Day two was good. I will admit there are so many people here and missing my first panel because it was full has made me gun shy about moving too much about the cabin. There are panels at many satellite locations downtown outside the convention center, but the thought of walking there only to be turned away and then out of luck getting back to a second choice panel has made me stick around the convention center thus far. Luckily, this made for an inspirational day.
First up was DIY Publishing with the CEO of Bakespace, an online cookbook publisher…but the panel of course applied to everyone. Since I am going to drop the Social Thinkery eBook here in a bit, I was psyched. I learned a lot of books are going multimedia and just publishing within an app instead of an eBook. This sounds a leeeeeetle too “on trend” for me…I’m not sure how long this idea will stick. Perhaps people will embrace enhanced eBooks, perhaps people just want a book in their Kindle app. I don’t know. I got some good advice on pricing as well because…I don’t know what to charge. Notes taken.
Ben Huh, CEO of Cheezburger.com, spoke about how the messages we try to broadcast and consume each day are helped or hindered by the format they are delivered in. Long ago we made TV screens in a 16:9 ratio so everyone’s picture would look right, but now we have devices that film vertically and we all yell when our phone videos are filmed vertically instead of horizontally in that 16:9 ratio. But…since our devices can PLAY something in another aspect ratio, what would opening that up do for creativity? What would a vertically filmed movie look like?
Alternatively, an example of restraint breeding creativity is the advent of Vine. Before, trying to tell a story in 6 seconds on video was seemingly impossible. Twitter put 6 seconds as a limit on video and BOOM…we have a plethora of amazing 6 second stories now.
I wandered into a film panel interviewing Tilda Swinton, who I have seen in movies and who always kind of creeps me out but she was intelligent and charming and thoughtful. My favorite quote from that panel was her sharing something her son said when he was 8…”What were dreams like before cinema was created?” Film is a shockingly new artistic medium compared to painting and writing and such.
After I sauntered out of that panel bent on seeing something a bit more practical, I encountered the newly forming line for Inside Late Night With Seth Meyers and um…I jumped in it. Clearly this was going to be a full panel, and as an SNL junkie I wanted to see Mr. Weekend Update himself. Olivia Munn did a great job interviewing Seth about writing, transitioning from SNL to a daily late-night show, handling guests, and other random things. I left happy.
There’s always a dud at a conference and I found it after that. I don’t even want to name names because this internet celebrity probably has a Google alert on her name and I’d be found and yelled at but…it was a panel on Women and Humor and um…I did not find any of the women on the panel to be funny. I think sometimes you set people up for that…”Hey be funny on this panel about women being funny!” and it’s just asking for it. Meh. Can’t win them all.

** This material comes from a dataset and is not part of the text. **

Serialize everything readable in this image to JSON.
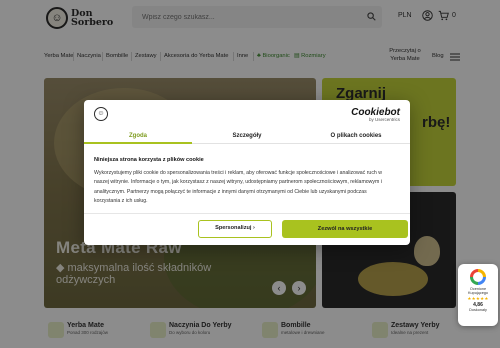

And then we got pancakes and my friend Chad let me try his Google Glass and now I am a cyborg!